[Opening Input records section]
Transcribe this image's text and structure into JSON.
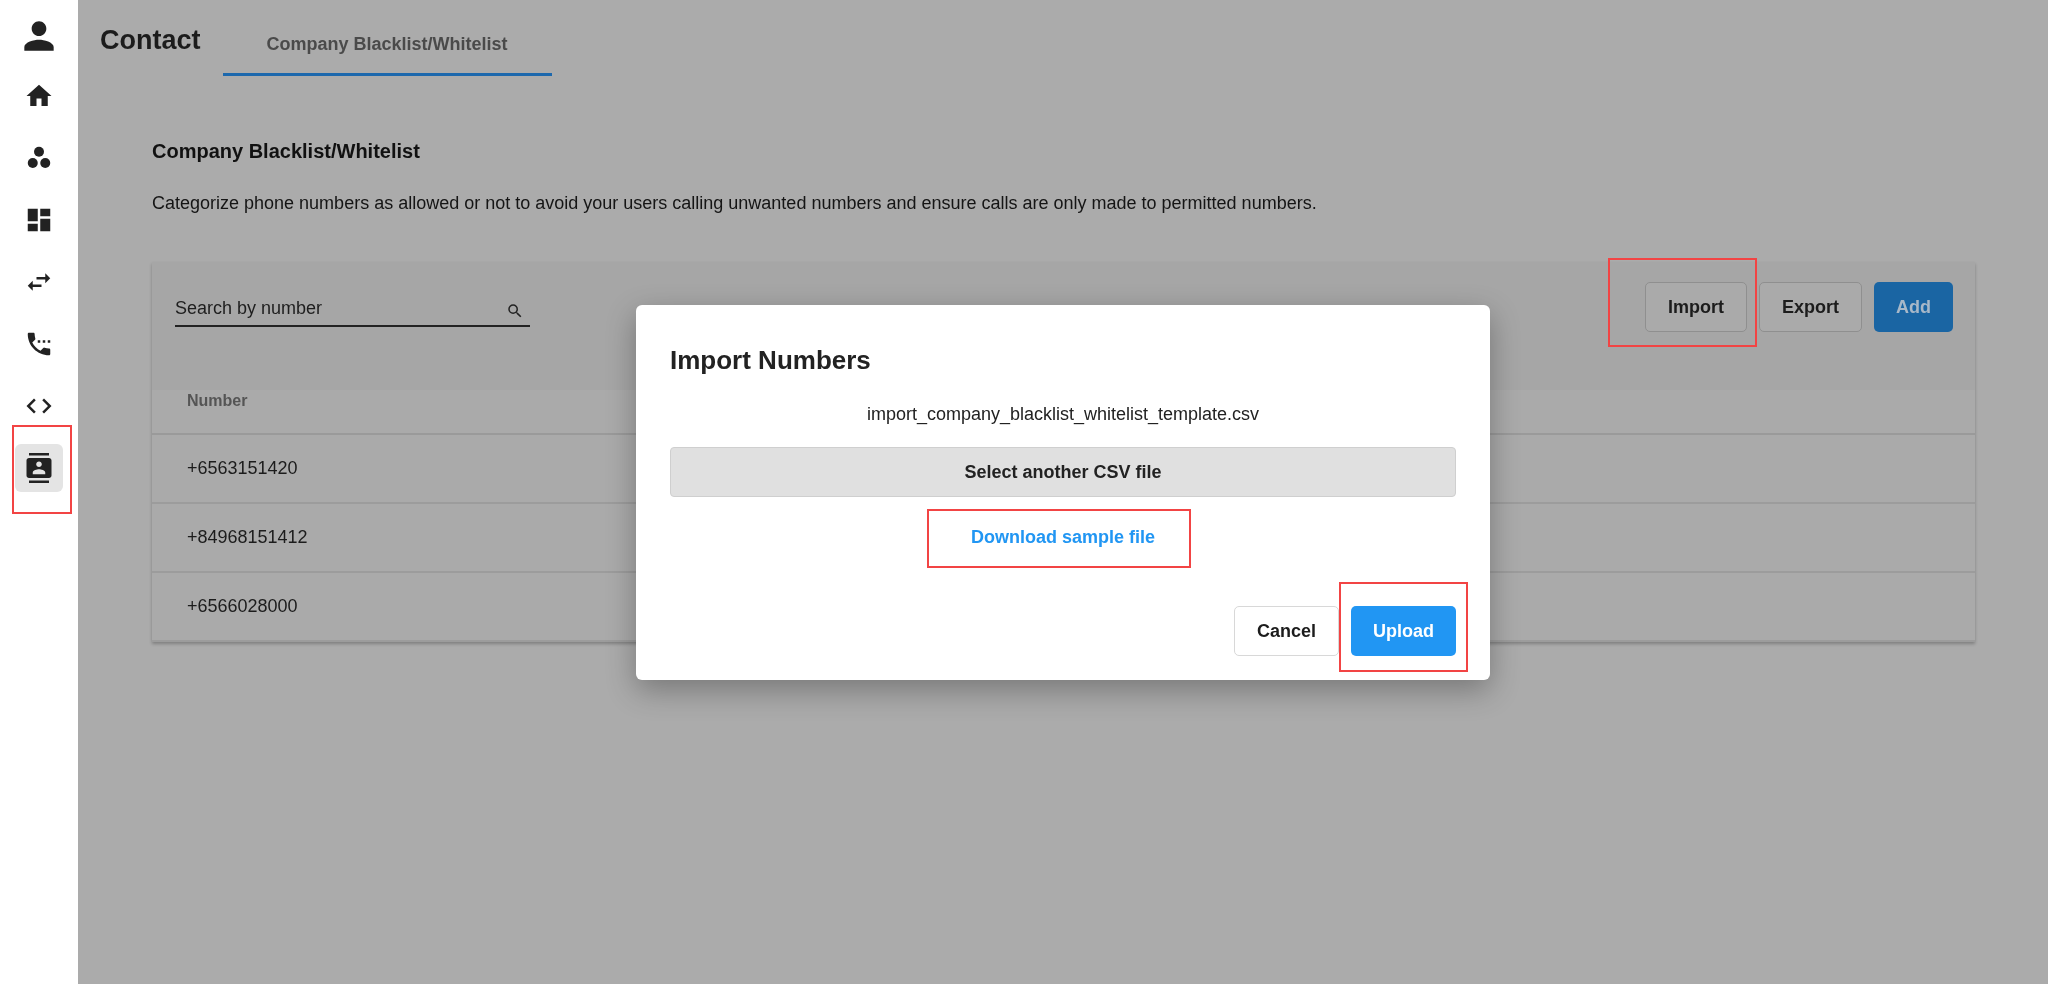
{
  "sidebar": {
    "items": [
      {
        "selected": false,
        "highlighted": false
      },
      {
        "selected": false,
        "highlighted": false
      },
      {
        "selected": false,
        "highlighted": false
      },
      {
        "selected": false,
        "highlighted": false
      },
      {
        "selected": false,
        "highlighted": false
      },
      {
        "selected": false,
        "highlighted": false
      },
      {
        "selected": true,
        "highlighted": true
      }
    ]
  },
  "header": {
    "title": "Contact",
    "tabs": [
      {
        "label": "Company Blacklist/Whitelist",
        "selected": true
      }
    ]
  },
  "section": {
    "title": "Company Blacklist/Whitelist",
    "description": "Categorize phone numbers as allowed or not to avoid your users calling unwanted numbers and ensure calls are only made to permitted numbers."
  },
  "toolbar": {
    "search": {
      "placeholder": "Search by number"
    },
    "buttons": [
      {
        "label": "Import",
        "kind": "outlined",
        "highlighted": true
      },
      {
        "label": "Export",
        "kind": "outlined",
        "highlighted": false
      },
      {
        "label": "Add",
        "kind": "primary",
        "highlighted": false
      }
    ]
  },
  "table": {
    "columns": [
      "Number"
    ],
    "rows": [
      [
        "+6563151420"
      ],
      [
        "+84968151412"
      ],
      [
        "+6566028000"
      ]
    ]
  },
  "dialog": {
    "title": "Import Numbers",
    "file_name": "import_company_blacklist_whitelist_template.csv",
    "select_button": "Select another CSV file",
    "download_link": {
      "label": "Download sample file",
      "highlighted": true
    },
    "buttons": [
      {
        "label": "Cancel",
        "kind": "outlined",
        "highlighted": false
      },
      {
        "label": "Upload",
        "kind": "primary",
        "highlighted": true
      }
    ]
  }
}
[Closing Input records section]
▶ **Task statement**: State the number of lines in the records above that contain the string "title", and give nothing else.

▶ **Expected answer**: 3